§ Problem: Only the pictures are dropped; the lines of the material that follow are returned exactly.

§ Exercise inputs:
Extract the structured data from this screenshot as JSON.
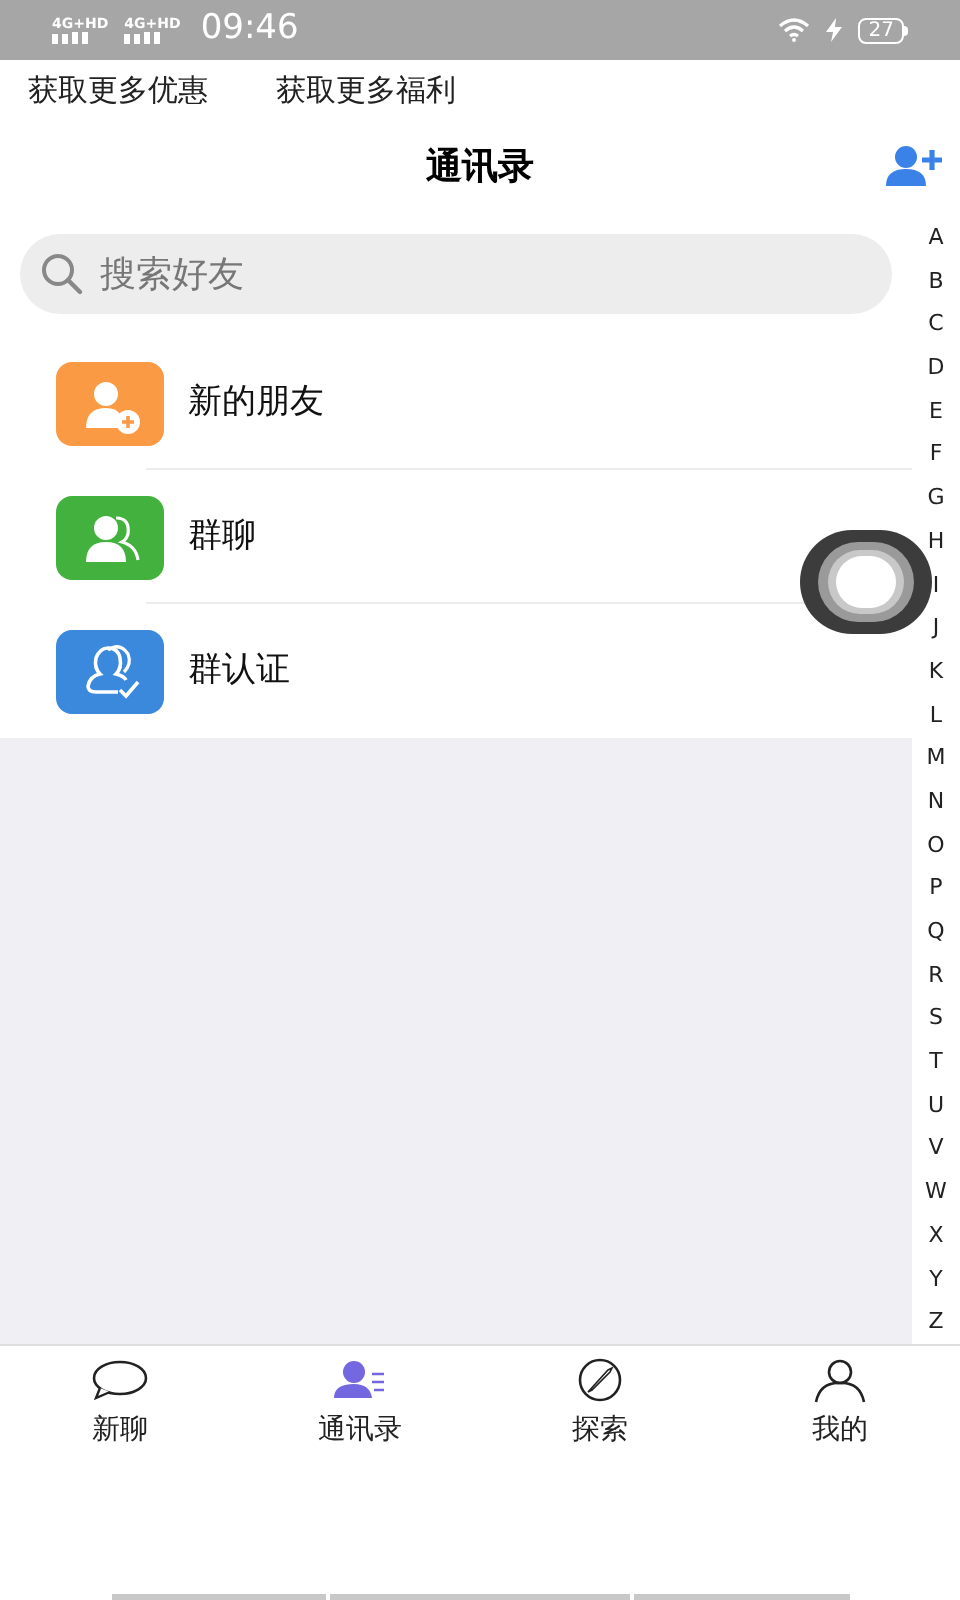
{
  "status_bar": {
    "signals": [
      "4G+HD",
      "4G+HD"
    ],
    "time": "09:46",
    "battery": "27"
  },
  "promo_links": [
    "获取更多优惠",
    "获取更多福利"
  ],
  "header": {
    "title": "通讯录"
  },
  "search": {
    "placeholder": "搜索好友"
  },
  "entries": [
    {
      "kind": "new-friend",
      "label": "新的朋友",
      "color": "#fb9a45"
    },
    {
      "kind": "group-chat",
      "label": "群聊",
      "color": "#43b13e"
    },
    {
      "kind": "group-verify",
      "label": "群认证",
      "color": "#3a89dc"
    }
  ],
  "index_letters": [
    "A",
    "B",
    "C",
    "D",
    "E",
    "F",
    "G",
    "H",
    "I",
    "J",
    "K",
    "L",
    "M",
    "N",
    "O",
    "P",
    "Q",
    "R",
    "S",
    "T",
    "U",
    "V",
    "W",
    "X",
    "Y",
    "Z"
  ],
  "tabs": [
    {
      "kind": "chat",
      "label": "新聊",
      "selected": false
    },
    {
      "kind": "contacts",
      "label": "通讯录",
      "selected": true
    },
    {
      "kind": "explore",
      "label": "探索",
      "selected": false
    },
    {
      "kind": "me",
      "label": "我的",
      "selected": false
    }
  ]
}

§ Response for this exercise:
Extract the structured data from this screenshot as JSON.
{
  "status_bar": {
    "signals": [
      "4G+HD",
      "4G+HD"
    ],
    "time": "09:46",
    "battery": "27"
  },
  "promo_links": [
    "获取更多优惠",
    "获取更多福利"
  ],
  "header": {
    "title": "通讯录"
  },
  "search": {
    "placeholder": "搜索好友"
  },
  "entries": [
    {
      "kind": "new-friend",
      "label": "新的朋友",
      "color": "#fb9a45"
    },
    {
      "kind": "group-chat",
      "label": "群聊",
      "color": "#43b13e"
    },
    {
      "kind": "group-verify",
      "label": "群认证",
      "color": "#3a89dc"
    }
  ],
  "index_letters": [
    "A",
    "B",
    "C",
    "D",
    "E",
    "F",
    "G",
    "H",
    "I",
    "J",
    "K",
    "L",
    "M",
    "N",
    "O",
    "P",
    "Q",
    "R",
    "S",
    "T",
    "U",
    "V",
    "W",
    "X",
    "Y",
    "Z"
  ],
  "tabs": [
    {
      "kind": "chat",
      "label": "新聊",
      "selected": false
    },
    {
      "kind": "contacts",
      "label": "通讯录",
      "selected": true
    },
    {
      "kind": "explore",
      "label": "探索",
      "selected": false
    },
    {
      "kind": "me",
      "label": "我的",
      "selected": false
    }
  ]
}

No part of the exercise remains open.